(Source records)

+ + + + + + +

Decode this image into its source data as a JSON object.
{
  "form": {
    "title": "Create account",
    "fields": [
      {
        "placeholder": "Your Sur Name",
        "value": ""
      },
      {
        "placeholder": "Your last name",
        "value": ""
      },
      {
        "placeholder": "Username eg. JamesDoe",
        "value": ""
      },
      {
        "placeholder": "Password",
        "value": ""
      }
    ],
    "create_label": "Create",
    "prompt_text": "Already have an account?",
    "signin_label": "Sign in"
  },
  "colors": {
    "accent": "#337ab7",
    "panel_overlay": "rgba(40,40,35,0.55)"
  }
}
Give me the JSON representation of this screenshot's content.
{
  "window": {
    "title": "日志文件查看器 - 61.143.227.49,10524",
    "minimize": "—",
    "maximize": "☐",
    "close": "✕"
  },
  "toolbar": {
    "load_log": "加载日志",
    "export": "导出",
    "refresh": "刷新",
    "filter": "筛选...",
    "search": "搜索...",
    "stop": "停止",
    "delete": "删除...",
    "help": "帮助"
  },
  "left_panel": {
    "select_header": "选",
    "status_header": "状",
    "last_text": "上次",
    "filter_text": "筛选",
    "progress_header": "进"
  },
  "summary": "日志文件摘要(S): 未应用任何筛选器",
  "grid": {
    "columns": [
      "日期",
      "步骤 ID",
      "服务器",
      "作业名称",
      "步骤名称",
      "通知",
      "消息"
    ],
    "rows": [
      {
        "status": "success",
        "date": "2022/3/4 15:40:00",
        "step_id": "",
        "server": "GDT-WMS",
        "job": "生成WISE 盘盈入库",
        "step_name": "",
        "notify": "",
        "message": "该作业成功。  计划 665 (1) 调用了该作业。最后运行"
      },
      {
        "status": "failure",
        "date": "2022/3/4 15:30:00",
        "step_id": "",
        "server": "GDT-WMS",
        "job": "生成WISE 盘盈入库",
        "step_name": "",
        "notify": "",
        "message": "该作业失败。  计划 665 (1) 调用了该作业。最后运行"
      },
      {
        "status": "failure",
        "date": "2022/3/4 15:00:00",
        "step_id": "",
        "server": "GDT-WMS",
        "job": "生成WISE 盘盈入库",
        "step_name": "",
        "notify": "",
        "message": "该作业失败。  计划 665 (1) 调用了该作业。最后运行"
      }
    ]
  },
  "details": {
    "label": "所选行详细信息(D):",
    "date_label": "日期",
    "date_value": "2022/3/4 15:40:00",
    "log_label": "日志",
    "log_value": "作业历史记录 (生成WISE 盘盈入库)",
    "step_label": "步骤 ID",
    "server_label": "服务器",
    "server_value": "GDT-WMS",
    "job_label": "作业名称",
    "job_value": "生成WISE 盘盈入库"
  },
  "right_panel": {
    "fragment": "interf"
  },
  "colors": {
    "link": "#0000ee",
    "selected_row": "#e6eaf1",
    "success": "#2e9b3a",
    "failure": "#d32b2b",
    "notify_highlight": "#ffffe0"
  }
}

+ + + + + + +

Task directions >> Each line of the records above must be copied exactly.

Expected output >>
Decode this image into its source data as a JSON object.
{
  "form": {
    "title": "Create account",
    "fields": [
      {
        "placeholder": "Your Sur Name",
        "value": ""
      },
      {
        "placeholder": "Your last name",
        "value": ""
      },
      {
        "placeholder": "Username eg. JamesDoe",
        "value": ""
      },
      {
        "placeholder": "Password",
        "value": ""
      }
    ],
    "create_label": "Create",
    "prompt_text": "Already have an account?",
    "signin_label": "Sign in"
  },
  "colors": {
    "accent": "#337ab7",
    "panel_overlay": "rgba(40,40,35,0.55)"
  }
}
Give me the JSON representation of this screenshot's content.
{
  "window": {
    "title": "日志文件查看器 - 61.143.227.49,10524",
    "minimize": "—",
    "maximize": "☐",
    "close": "✕"
  },
  "toolbar": {
    "load_log": "加载日志",
    "export": "导出",
    "refresh": "刷新",
    "filter": "筛选...",
    "search": "搜索...",
    "stop": "停止",
    "delete": "删除...",
    "help": "帮助"
  },
  "left_panel": {
    "select_header": "选",
    "status_header": "状",
    "last_text": "上次",
    "filter_text": "筛选",
    "progress_header": "进"
  },
  "summary": "日志文件摘要(S): 未应用任何筛选器",
  "grid": {
    "columns": [
      "日期",
      "步骤 ID",
      "服务器",
      "作业名称",
      "步骤名称",
      "通知",
      "消息"
    ],
    "rows": [
      {
        "status": "success",
        "date": "2022/3/4 15:40:00",
        "step_id": "",
        "server": "GDT-WMS",
        "job": "生成WISE 盘盈入库",
        "step_name": "",
        "notify": "",
        "message": "该作业成功。  计划 665 (1) 调用了该作业。最后运行"
      },
      {
        "status": "failure",
        "date": "2022/3/4 15:30:00",
        "step_id": "",
        "server": "GDT-WMS",
        "job": "生成WISE 盘盈入库",
        "step_name": "",
        "notify": "",
        "message": "该作业失败。  计划 665 (1) 调用了该作业。最后运行"
      },
      {
        "status": "failure",
        "date": "2022/3/4 15:00:00",
        "step_id": "",
        "server": "GDT-WMS",
        "job": "生成WISE 盘盈入库",
        "step_name": "",
        "notify": "",
        "message": "该作业失败。  计划 665 (1) 调用了该作业。最后运行"
      }
    ]
  },
  "details": {
    "label": "所选行详细信息(D):",
    "date_label": "日期",
    "date_value": "2022/3/4 15:40:00",
    "log_label": "日志",
    "log_value": "作业历史记录 (生成WISE 盘盈入库)",
    "step_label": "步骤 ID",
    "server_label": "服务器",
    "server_value": "GDT-WMS",
    "job_label": "作业名称",
    "job_value": "生成WISE 盘盈入库"
  },
  "right_panel": {
    "fragment": "interf"
  },
  "colors": {
    "link": "#0000ee",
    "selected_row": "#e6eaf1",
    "success": "#2e9b3a",
    "failure": "#d32b2b",
    "notify_highlight": "#ffffe0"
  }
}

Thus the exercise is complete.